At the opening match of the Rugby World Cup families wore wide smiles and matching outfits while mates cheered together, banking memories they'll be able to call on for years to come.
Friends and strangers occupied the same space, chanting in unison, going through the highs and lows of the game together. For many, it is that shared experience that makes sports so special. It can be a vehicle for their love, their friendship, their kinship.
Wayne Gaby and his son Richard had made their way to Japan from Timaru, and took a drinks break on the steps of a mart just outside Tokyo Stadium.
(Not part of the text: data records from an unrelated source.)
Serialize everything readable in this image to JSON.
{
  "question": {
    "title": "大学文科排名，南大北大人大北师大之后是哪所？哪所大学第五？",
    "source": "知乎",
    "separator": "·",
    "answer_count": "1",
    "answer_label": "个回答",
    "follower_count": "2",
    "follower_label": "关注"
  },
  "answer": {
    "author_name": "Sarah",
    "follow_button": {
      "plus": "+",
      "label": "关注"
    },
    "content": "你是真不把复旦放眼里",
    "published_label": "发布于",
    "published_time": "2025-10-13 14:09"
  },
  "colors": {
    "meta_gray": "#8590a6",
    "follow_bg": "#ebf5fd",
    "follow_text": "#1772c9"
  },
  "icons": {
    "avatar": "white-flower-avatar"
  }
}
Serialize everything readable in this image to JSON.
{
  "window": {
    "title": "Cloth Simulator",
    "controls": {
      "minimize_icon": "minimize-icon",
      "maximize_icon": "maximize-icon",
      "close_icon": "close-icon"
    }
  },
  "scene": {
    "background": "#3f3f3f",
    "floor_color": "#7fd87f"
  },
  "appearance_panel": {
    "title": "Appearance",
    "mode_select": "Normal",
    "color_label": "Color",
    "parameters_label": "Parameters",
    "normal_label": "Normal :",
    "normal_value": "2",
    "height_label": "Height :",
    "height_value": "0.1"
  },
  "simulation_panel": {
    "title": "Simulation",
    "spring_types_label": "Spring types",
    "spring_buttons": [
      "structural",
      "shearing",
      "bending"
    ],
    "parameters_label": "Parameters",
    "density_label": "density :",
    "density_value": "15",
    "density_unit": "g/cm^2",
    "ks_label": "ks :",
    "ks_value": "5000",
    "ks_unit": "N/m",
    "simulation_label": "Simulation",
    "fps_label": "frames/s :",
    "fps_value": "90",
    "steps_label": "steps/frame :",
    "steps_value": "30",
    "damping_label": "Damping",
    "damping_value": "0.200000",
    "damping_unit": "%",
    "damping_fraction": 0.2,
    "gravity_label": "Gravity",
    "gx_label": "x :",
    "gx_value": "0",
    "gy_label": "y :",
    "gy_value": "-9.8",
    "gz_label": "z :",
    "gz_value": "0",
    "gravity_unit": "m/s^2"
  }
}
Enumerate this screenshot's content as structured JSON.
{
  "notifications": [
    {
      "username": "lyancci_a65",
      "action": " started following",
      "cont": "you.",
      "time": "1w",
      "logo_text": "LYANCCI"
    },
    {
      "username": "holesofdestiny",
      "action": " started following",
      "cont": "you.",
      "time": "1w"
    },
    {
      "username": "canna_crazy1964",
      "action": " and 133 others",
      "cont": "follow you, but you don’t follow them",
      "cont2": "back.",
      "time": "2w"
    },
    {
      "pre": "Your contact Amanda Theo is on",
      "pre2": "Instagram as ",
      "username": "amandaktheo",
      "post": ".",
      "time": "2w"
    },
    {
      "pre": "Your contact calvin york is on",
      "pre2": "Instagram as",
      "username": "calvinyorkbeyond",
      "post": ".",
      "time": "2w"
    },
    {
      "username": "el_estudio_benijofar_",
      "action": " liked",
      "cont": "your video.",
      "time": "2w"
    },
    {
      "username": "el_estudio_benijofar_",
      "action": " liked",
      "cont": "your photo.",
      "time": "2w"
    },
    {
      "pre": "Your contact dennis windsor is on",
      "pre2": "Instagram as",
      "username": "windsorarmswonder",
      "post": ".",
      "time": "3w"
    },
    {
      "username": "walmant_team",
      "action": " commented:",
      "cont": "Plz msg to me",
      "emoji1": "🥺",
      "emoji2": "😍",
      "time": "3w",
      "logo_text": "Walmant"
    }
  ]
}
They had been planning this trip for five years.
"My late wife was also going to come as well, but unfortunately she died two and a half years ago, so that buggered it up a wee bit. We're here in her honour."
He had done a lot of touring with his wife, Kay, and this was supposed to be another one together, but he laughs when asked if his wife would have loved this trip. "Not really. In all honesty she wasn't really into rugby, but I said look, it's not about the rugby it's about the people, and just being here."
"It's a once in a lifetime opportunity to do it with Dad," says Richard, "And in Japan as well. How amazing is that? I'll never forget it."
For Ffion Griffin-Blair, a mutual love of the atmosphere from the 2011 Rugby World Cup in New Zealand has morphed into what looks to now be a family tradition.
They were also at the 2015 World Cup in England and now her husband Todd, parents Robert and Laura Davis and brother Jamie are in Japan for their third World Cup together. New Zealand and England are home for them, so Japan is a completely new and different experience they get to share.
There is a fun family rivalry over who they support, with Robert left on his own to cheer for England, while the rest support Wales. His son Jamie has even threatened to wear an Argentina jersey, rather than support England when the two teams clash.
"It's OK, we'll win," teases Robert, outnumbered but unperturbed.
For many at the game last night, it must have been their first Rugby World Cup experience, and perhaps for some, the beginnings of a new family tradition.